*Records to process:*

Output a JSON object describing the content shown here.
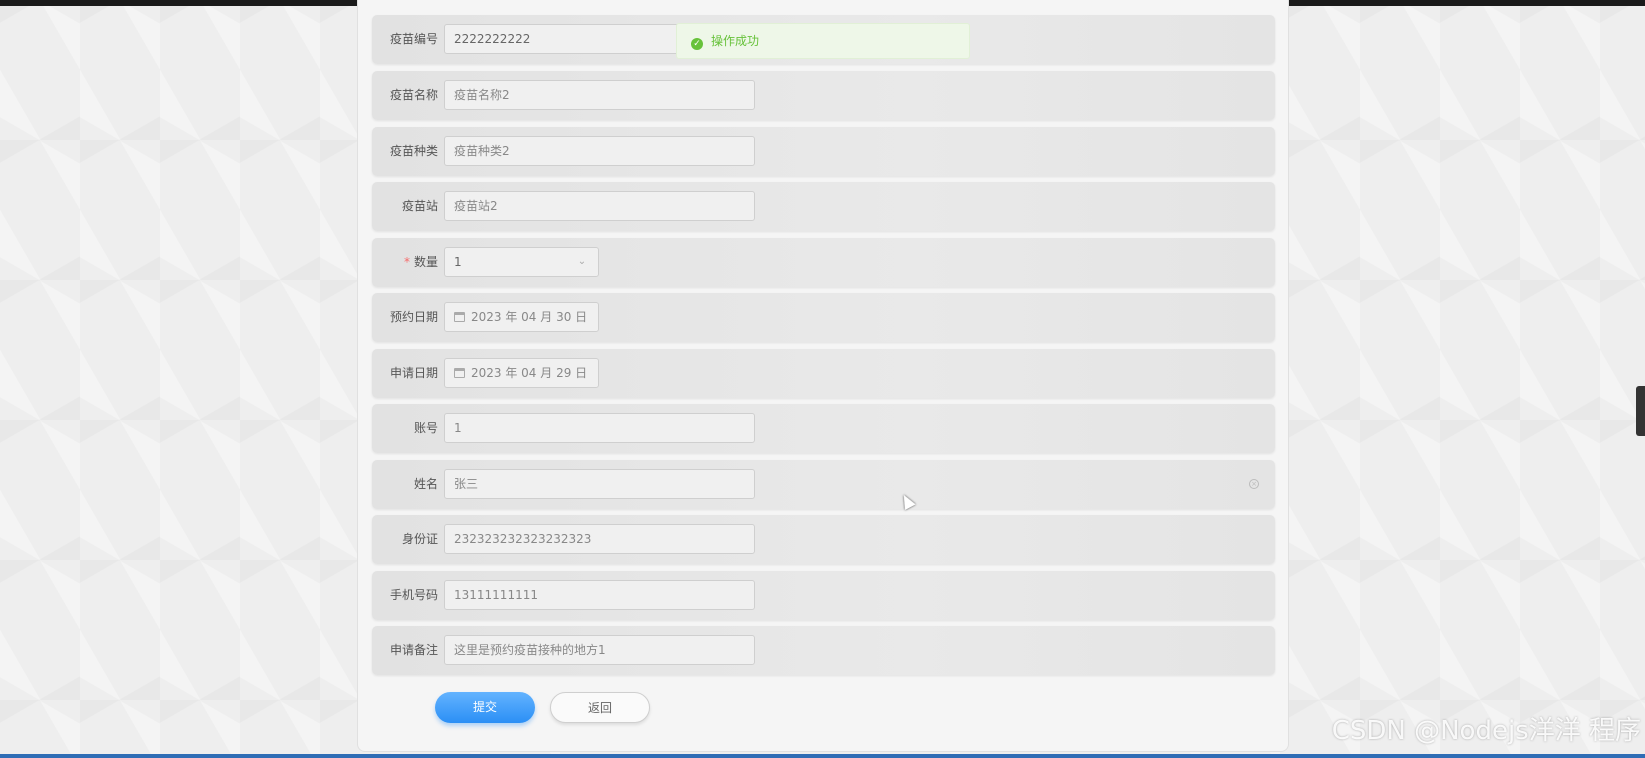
{
  "form": {
    "rows": [
      {
        "label": "疫苗编号",
        "value": "2222222222"
      },
      {
        "label": "疫苗名称",
        "value": "疫苗名称2"
      },
      {
        "label": "疫苗种类",
        "value": "疫苗种类2"
      },
      {
        "label": "疫苗站",
        "value": "疫苗站2"
      },
      {
        "label": "数量",
        "value": "1",
        "required_mark": "*"
      },
      {
        "label": "预约日期",
        "value": "2023 年 04 月 30 日"
      },
      {
        "label": "申请日期",
        "value": "2023 年 04 月 29 日"
      },
      {
        "label": "账号",
        "value": "1"
      },
      {
        "label": "姓名",
        "value": "张三"
      },
      {
        "label": "身份证",
        "value": "232323232323232323"
      },
      {
        "label": "手机号码",
        "value": "13111111111"
      },
      {
        "label": "申请备注",
        "value": "这里是预约疫苗接种的地方1"
      }
    ]
  },
  "toast": {
    "message": "操作成功",
    "icon": "check-circle-icon",
    "color": "#67c23a"
  },
  "buttons": {
    "submit_label": "提交",
    "back_label": "返回"
  },
  "watermark": {
    "text": "CSDN @Nodejs洋洋  程序"
  },
  "colors": {
    "primary": "#2b8ff5",
    "success": "#67c23a",
    "required": "#f56c6c"
  }
}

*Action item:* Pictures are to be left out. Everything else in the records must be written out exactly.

*Solution to this task:*
Output a JSON object describing the content shown here.
{
  "form": {
    "rows": [
      {
        "label": "疫苗编号",
        "value": "2222222222"
      },
      {
        "label": "疫苗名称",
        "value": "疫苗名称2"
      },
      {
        "label": "疫苗种类",
        "value": "疫苗种类2"
      },
      {
        "label": "疫苗站",
        "value": "疫苗站2"
      },
      {
        "label": "数量",
        "value": "1",
        "required_mark": "*"
      },
      {
        "label": "预约日期",
        "value": "2023 年 04 月 30 日"
      },
      {
        "label": "申请日期",
        "value": "2023 年 04 月 29 日"
      },
      {
        "label": "账号",
        "value": "1"
      },
      {
        "label": "姓名",
        "value": "张三"
      },
      {
        "label": "身份证",
        "value": "232323232323232323"
      },
      {
        "label": "手机号码",
        "value": "13111111111"
      },
      {
        "label": "申请备注",
        "value": "这里是预约疫苗接种的地方1"
      }
    ]
  },
  "toast": {
    "message": "操作成功",
    "icon": "check-circle-icon",
    "color": "#67c23a"
  },
  "buttons": {
    "submit_label": "提交",
    "back_label": "返回"
  },
  "watermark": {
    "text": "CSDN @Nodejs洋洋  程序"
  },
  "colors": {
    "primary": "#2b8ff5",
    "success": "#67c23a",
    "required": "#f56c6c"
  }
}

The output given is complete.